The financial crisis and the ‘great recession’ have generated the need for new thinking in economics and for new economic policies to secure sustainable and equitable economic development. The new thinking in economics is an interdisciplinary approach to economic problems that acknowledges and respects insights and analyses from other disciplines, and recognizes complexity and evolutionary theory as relevant for understanding economic systems and economic behaviour. New Economics is concerned with institutional behaviour, expectations and uncertainty as opposed to traditional economics with its emphasis on equilibrium, mathematical formalism and deterministic solutions. With the financial crisis brought on by the unrestrained pursuit of personal and corporate profit, sanctioned by traditional economics, this is an opportune moment to establish a new way of approaching economic understanding based on new economic theory. It is also a good time to instigate new ideas on the approach to economic policy across a wide range of areas, such as macroeconomic and global governance, employment and unemployment, social security and pensions.
This book is devoted to developing economic policies from the new thinking. It was originally published as a special issue of the International Review of Applied Economics.
Table of Contents
1. Introduction Philip Arestis and Malcolm Sawyer 2. The ‘new economics’ and policies for financial stability Philip Arestis and Malcolm Sawyer 3. Policy in the Wake of the Banking Crisis: Taking Pluralism Seriously Sheila C Dow 4. The reduction of the UK budget deficit: A Human Rights Perspective Diane Elson 5. Rethinking the Role of Wage Policy in the face of the euro crisis: Implications of the Wage-led Demand Regime Engelbert Stockhammer and Ozlem Onaran 6. A new economics approach to modelling policies to achieve global 2020 targets for climate stabilisation Terry Barker, Annela Anger, Unnada Chewpreecha and Hector Pollitt 7. Return of industrial policy? Robert Wade 8. Global Capital Markets, Direct Taxation and the Redistribution of Income Valpy FitzGerald 9. Expectations, Uncertainty and Institutions.

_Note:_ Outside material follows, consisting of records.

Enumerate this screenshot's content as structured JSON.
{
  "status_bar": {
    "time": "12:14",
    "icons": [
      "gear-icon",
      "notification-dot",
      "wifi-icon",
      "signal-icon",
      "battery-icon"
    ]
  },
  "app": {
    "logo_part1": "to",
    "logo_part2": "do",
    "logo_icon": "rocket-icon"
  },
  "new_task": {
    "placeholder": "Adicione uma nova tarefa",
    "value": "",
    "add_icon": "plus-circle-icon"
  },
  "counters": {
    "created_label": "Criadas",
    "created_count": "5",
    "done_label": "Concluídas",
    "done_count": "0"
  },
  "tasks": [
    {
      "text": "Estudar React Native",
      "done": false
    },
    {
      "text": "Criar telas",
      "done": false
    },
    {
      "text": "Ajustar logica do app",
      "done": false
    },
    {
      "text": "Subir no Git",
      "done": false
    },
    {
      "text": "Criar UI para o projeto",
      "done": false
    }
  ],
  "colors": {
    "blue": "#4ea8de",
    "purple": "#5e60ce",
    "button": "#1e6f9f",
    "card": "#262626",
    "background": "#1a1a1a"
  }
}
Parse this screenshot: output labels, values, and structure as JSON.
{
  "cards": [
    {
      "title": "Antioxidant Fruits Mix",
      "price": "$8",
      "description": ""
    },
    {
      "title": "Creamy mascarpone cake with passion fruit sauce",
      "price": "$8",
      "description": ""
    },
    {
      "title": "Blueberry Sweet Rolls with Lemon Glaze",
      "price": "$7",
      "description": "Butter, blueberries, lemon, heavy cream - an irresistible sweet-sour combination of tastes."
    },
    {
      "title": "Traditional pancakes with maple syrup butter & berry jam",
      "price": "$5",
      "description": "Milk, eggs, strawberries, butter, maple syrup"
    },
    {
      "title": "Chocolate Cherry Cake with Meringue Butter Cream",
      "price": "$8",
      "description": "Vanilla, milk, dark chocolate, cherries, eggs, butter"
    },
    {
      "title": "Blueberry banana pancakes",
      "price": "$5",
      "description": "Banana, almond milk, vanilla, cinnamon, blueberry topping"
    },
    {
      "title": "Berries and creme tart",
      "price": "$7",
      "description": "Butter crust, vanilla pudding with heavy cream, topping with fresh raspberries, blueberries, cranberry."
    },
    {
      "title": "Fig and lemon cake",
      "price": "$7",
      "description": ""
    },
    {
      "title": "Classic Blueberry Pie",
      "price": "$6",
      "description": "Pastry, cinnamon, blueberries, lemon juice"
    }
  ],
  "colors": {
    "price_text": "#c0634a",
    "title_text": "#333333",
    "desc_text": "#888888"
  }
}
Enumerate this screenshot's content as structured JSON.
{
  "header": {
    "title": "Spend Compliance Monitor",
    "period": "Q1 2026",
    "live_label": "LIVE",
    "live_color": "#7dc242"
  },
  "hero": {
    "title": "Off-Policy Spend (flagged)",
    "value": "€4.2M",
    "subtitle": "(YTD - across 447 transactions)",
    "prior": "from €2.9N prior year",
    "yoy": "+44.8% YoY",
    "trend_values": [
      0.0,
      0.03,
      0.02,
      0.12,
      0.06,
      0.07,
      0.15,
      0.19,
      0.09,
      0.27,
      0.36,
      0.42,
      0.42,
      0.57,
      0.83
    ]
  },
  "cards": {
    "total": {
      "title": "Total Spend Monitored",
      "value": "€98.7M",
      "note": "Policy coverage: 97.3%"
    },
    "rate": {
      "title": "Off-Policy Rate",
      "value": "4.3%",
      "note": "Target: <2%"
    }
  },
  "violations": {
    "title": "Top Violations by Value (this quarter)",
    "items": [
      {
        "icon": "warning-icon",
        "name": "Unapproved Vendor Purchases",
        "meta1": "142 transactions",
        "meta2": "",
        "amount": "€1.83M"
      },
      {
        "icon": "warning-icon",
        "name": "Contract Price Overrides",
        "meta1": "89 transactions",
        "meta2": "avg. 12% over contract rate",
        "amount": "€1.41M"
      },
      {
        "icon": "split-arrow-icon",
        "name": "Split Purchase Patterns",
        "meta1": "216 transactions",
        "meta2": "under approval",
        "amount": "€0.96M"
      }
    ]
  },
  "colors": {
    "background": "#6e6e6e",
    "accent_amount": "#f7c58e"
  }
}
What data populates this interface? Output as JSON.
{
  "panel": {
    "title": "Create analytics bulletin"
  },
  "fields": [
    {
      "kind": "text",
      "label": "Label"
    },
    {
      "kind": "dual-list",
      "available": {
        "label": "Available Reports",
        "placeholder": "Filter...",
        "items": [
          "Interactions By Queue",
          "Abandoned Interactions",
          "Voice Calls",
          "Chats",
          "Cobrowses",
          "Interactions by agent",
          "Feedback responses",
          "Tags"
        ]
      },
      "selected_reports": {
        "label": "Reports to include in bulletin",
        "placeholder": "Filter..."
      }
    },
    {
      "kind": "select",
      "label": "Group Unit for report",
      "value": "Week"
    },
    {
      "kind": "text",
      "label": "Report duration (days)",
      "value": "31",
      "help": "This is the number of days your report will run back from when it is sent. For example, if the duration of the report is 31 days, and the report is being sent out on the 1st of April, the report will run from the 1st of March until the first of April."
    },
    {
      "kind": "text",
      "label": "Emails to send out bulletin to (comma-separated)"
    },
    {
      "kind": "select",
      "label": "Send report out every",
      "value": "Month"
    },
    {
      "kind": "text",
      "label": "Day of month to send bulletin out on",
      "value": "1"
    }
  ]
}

An Application to the Analysis of Social Security Jesus Ferreiro and Felipe Serrano 10. Debt Monetization, Inflation, and the ‘Neutral’ Interest Rate Alfonso Palacio-Vera
Philip Arestis is Director of Research at the Cambridge Centre for Economics and Public Policy in the Department of Land Economy at the University of Cambridge, UK. He is also Professor of Economics in the Department of Applied Economics V at the University of the Basque Country, Spain. He has published a number of books and papers in academic journals. He is Chief Academic Adviser to the UK Government Economic Service (GES) on Professional Developments in Economics.
Malcolm Sawyer is Emeritus Professor of Economics at the University of Leeds, UK, and Principal Investigator for the EU-funded five year 15 partner project on Financialisation, Economy, Society and Sustainable Development (FESSUD). He is Managing Editor of the International Review of Applied Economics, and has authored or edited over 35 books, as well as publishing over 200 articles or chapters in refereed journals and edited book collections.